Landlords: no EPC = no tenant
An Energy Performance Certificate (‘EPC’) is not only beneficial in ensuring homes meet efficiency targets but it allows occupiers to identify areas for improvement when it comes to energy consumption.
The Energy Efficiency (Private Rent Property) (England and Wales) Regulations 2015, also known as Minimum Energy Efficiency Standard Regulations (MEES), applies to both domestic and non-domestic property (residential and commercial) and relates to the minimum energy efficiency standards required in order to let properties in England and Wales. So, what do you need to know and more importantly, do?
1st April 2016: Domestic Property
Tenants are able to request their landlord’s consent to make energy efficient improvements to the Property, despite the terms of their lease.
1st April 2018: Non-Domestic and Domestic Property
Prohibition on the granting of a new lease on sub-standard property.
1st April 2020: Domestic Property
Prohibition of continuing leases of sub-standard domestic properties.
1st April 2023: Non-Domestic Property
Prohibition of continuing lease of sub-standard non-domestic property.
What does this mean for me as a landlord?
If a property’s rating is F or G on a valid EPC, it’s deemed sub-standard in respect of energy efficiency. Firstly, you must decipher whether your property falls under the Domestic or Non-Domestic category. Either way, your EPC certificate must be valid (which it can be for 10 years). If the regulations apply to you, check that the relevant date for these standards has come into force and, before completing any work, check whether your property is exempt under the ‘Exemptions’ section of the regulations.

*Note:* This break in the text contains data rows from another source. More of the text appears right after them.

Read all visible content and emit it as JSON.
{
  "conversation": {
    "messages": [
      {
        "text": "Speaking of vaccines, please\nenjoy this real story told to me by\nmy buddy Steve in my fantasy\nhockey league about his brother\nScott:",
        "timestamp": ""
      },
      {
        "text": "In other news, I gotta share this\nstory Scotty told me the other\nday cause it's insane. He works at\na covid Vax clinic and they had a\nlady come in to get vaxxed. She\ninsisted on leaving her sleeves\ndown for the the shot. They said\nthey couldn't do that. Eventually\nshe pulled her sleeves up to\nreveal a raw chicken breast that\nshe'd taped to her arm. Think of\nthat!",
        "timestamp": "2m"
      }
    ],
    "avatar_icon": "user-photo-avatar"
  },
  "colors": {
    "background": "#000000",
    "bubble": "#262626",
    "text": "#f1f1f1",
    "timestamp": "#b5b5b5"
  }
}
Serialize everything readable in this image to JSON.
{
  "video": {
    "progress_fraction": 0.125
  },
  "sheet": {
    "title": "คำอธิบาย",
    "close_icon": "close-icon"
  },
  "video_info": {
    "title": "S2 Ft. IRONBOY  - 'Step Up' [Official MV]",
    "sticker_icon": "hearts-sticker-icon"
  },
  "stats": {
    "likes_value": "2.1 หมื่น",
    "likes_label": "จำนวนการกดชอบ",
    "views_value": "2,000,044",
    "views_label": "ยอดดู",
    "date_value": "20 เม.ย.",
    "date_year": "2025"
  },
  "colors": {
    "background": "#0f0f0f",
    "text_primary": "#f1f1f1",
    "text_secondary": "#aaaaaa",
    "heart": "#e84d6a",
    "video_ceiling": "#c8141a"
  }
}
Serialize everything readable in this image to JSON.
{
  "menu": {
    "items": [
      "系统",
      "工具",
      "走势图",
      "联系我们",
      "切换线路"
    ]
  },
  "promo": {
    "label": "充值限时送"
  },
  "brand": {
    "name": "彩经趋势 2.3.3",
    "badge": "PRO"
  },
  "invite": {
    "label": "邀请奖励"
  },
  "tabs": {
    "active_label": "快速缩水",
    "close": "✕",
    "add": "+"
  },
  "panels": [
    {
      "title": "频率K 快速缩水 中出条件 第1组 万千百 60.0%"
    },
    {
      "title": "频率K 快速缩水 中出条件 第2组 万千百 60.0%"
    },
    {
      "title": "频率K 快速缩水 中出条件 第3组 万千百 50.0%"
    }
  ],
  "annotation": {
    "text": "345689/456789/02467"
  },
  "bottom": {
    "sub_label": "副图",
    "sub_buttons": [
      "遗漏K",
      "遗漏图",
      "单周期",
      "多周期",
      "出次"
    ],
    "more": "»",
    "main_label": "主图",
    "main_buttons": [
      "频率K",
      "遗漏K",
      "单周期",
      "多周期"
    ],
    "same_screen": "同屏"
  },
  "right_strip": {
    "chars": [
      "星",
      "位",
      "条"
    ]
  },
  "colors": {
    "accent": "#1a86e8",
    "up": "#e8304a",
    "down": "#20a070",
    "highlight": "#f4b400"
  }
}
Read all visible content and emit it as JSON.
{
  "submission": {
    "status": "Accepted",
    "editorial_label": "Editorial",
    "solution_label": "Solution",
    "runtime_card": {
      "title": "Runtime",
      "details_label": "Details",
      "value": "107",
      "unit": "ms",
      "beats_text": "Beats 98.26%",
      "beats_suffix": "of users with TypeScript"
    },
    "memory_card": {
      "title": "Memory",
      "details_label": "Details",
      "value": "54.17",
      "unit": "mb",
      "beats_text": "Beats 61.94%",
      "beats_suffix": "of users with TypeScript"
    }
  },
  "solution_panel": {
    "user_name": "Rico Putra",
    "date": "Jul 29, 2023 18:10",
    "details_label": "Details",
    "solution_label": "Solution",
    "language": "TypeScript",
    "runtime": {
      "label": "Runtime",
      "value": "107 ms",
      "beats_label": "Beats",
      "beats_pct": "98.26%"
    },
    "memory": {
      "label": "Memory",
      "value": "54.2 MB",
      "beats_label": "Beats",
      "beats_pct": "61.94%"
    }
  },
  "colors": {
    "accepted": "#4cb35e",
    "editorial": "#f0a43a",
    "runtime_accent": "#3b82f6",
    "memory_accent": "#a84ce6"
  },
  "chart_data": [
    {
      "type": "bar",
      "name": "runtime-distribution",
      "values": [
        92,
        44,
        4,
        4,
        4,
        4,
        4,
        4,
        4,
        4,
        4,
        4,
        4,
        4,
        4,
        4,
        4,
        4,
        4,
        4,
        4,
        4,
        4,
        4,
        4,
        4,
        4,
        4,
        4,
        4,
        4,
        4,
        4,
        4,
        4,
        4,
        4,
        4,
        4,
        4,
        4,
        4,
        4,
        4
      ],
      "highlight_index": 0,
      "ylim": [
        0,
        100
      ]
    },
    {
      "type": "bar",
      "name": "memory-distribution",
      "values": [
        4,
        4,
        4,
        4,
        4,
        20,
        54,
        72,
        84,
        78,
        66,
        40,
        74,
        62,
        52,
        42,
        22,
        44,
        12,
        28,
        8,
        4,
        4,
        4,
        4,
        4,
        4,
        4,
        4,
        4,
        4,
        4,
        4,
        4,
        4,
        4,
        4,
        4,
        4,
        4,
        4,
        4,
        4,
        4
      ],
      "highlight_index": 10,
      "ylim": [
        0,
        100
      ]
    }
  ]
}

If improvement work is completed and yet the rating has not improved, the property may be deemed exempt. You will therefore need to register it on the PRS Exemption Register.
How much will this cost?
Landlords are no longer eligible for government ‘green deal funding’ and for non-domestic property you will need to pay for any improvement work yourself. For domestic properties, the rules are not as clear cut. However, the regulations suggest that only if funding is obtained should the landlord complete improvements.
How long do I have to make these improvements?
There is no specified timescale indicated under these regulations. However, landlords risk a civil penalty of up to £5,000 for domestic property and a maximum of £150,000 for non-domestic property if they do not meet the standards.
The enforcement does require trading standard officers to have notice of any breach and, aside from the inspection of properties, it is difficult to envisage exactly how these regulations will be enforced. However as with any regulation, err on the side of caution. The government has signaled this change to the sub-standard rating and it is sure to continue to progress.
How can I make sure I do this correctly?
Whether an existing or prospective landlord, you may wish to consider the drafting of the terms of any new lease. This includes addressing whose obligation it is to obtain an EPC and who pays for any improvement work. You will also need to consider cost; although these regulations aim to improve energy efficiency under the Energy Act 2011 in the long-term, in the short term it can prove costly and with no clear structure of any funding scheme.
How our landlord solicitors can help you
Our property litigation lawyers can assist you with not only these EPC regulations but property checks, tenancy agreements and buy-to-let mortgages.